Objective: The use of gabapentin, an antiepileptic agent, in a primary care setting was evaluated to determine (a) the conditions being treated, (b) specialties of the prescribers, (c) dose ranges, and (d) the extent of documentation and follow-up.
Methods: A retrospective review of both claims data and patient charts was performed by a clinical pharmacist. Patients were identified from CareOregon and Oregon Medicaid fee-for-service drug claim databases. All patients were recipients of the Oregon Medicaid program known as the Oregon Health Plan (OHP) and were enrolled members of CareOregon, a contracted OHP managed care organization that primarily serves Medicaid recipients. All patients received care at one of four Oregon Health and Science University primary care clinics.
Results: Of the 105 patients studied, 95% received gabapentin for off-label diagnoses. Chronic pain and mental disorders were the diagnoses associated with the majority of prescriptions for gabapentin. Dose and dose intervals varied greatly. Very few patients (12%) had a documented efficacious response to gabapentin therapy. Of the patients started on gabapentin, 40% of patients had no documented follow-up.

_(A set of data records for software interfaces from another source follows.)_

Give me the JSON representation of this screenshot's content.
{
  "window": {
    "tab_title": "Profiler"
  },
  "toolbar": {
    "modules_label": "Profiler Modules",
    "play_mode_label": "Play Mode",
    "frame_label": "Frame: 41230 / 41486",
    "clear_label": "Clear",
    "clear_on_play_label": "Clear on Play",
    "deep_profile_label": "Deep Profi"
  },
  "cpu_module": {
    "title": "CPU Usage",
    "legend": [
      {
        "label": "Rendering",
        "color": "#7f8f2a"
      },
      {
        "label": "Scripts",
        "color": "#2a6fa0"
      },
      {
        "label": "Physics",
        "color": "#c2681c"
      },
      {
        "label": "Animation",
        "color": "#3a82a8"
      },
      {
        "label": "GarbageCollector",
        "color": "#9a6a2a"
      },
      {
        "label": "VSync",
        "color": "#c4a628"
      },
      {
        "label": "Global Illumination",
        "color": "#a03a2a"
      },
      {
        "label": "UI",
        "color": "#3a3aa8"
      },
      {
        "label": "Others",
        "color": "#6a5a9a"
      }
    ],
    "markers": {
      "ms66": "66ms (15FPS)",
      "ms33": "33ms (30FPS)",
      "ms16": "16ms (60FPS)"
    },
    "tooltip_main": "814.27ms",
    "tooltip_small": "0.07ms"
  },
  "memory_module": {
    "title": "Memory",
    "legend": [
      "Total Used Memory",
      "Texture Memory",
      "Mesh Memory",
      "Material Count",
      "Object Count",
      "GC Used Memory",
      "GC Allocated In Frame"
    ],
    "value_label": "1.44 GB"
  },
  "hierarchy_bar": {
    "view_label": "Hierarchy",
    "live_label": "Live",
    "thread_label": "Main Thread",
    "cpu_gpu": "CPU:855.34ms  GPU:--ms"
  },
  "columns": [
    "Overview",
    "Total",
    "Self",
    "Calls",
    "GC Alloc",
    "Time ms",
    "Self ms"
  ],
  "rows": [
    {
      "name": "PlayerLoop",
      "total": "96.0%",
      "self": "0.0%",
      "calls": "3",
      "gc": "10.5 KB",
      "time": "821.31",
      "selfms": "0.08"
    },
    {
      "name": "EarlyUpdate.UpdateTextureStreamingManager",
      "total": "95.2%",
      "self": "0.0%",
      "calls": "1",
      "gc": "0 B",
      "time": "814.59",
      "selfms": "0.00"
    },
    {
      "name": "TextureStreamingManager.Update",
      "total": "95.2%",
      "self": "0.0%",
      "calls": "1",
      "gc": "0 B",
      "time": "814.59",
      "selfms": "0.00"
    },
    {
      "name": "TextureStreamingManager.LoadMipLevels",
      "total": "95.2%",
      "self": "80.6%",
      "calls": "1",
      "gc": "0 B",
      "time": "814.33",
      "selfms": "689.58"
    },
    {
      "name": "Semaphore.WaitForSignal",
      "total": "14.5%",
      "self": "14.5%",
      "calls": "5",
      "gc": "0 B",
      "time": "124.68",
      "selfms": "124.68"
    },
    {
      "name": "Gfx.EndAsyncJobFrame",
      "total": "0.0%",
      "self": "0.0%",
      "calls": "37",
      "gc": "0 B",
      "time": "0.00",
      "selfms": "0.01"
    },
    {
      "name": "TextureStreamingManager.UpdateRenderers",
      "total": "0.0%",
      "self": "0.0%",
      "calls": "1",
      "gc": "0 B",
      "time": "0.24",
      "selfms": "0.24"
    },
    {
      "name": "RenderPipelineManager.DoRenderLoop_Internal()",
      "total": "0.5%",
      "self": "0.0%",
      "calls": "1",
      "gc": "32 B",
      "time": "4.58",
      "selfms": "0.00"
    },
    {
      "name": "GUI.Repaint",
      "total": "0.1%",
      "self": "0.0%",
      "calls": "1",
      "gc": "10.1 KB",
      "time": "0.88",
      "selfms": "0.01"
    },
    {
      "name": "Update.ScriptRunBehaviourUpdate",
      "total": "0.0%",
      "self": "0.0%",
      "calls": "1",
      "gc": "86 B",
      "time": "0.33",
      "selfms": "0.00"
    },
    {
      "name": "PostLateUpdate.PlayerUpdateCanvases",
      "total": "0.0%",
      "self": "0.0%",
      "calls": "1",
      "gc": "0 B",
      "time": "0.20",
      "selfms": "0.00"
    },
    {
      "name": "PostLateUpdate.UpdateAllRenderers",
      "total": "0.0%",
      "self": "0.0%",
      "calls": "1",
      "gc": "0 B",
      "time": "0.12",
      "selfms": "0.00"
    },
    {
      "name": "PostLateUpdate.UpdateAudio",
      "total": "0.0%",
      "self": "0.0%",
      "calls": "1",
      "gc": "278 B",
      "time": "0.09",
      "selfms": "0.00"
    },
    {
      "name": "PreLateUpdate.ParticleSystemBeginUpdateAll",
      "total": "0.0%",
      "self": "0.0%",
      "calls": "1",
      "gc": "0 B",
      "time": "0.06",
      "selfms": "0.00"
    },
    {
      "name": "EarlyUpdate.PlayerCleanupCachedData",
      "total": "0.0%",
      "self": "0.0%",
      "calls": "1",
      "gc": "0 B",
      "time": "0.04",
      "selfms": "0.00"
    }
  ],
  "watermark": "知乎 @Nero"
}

Conclusions: Almost all patients in this sample from the Medicaid managed population received gabapentin for off-label indications. Evidence from clinical trials does not support the use of gabapentin for many of the conditions treated with gabapentin in this study. Most patients did not appear to benefit from gabapentin therapy.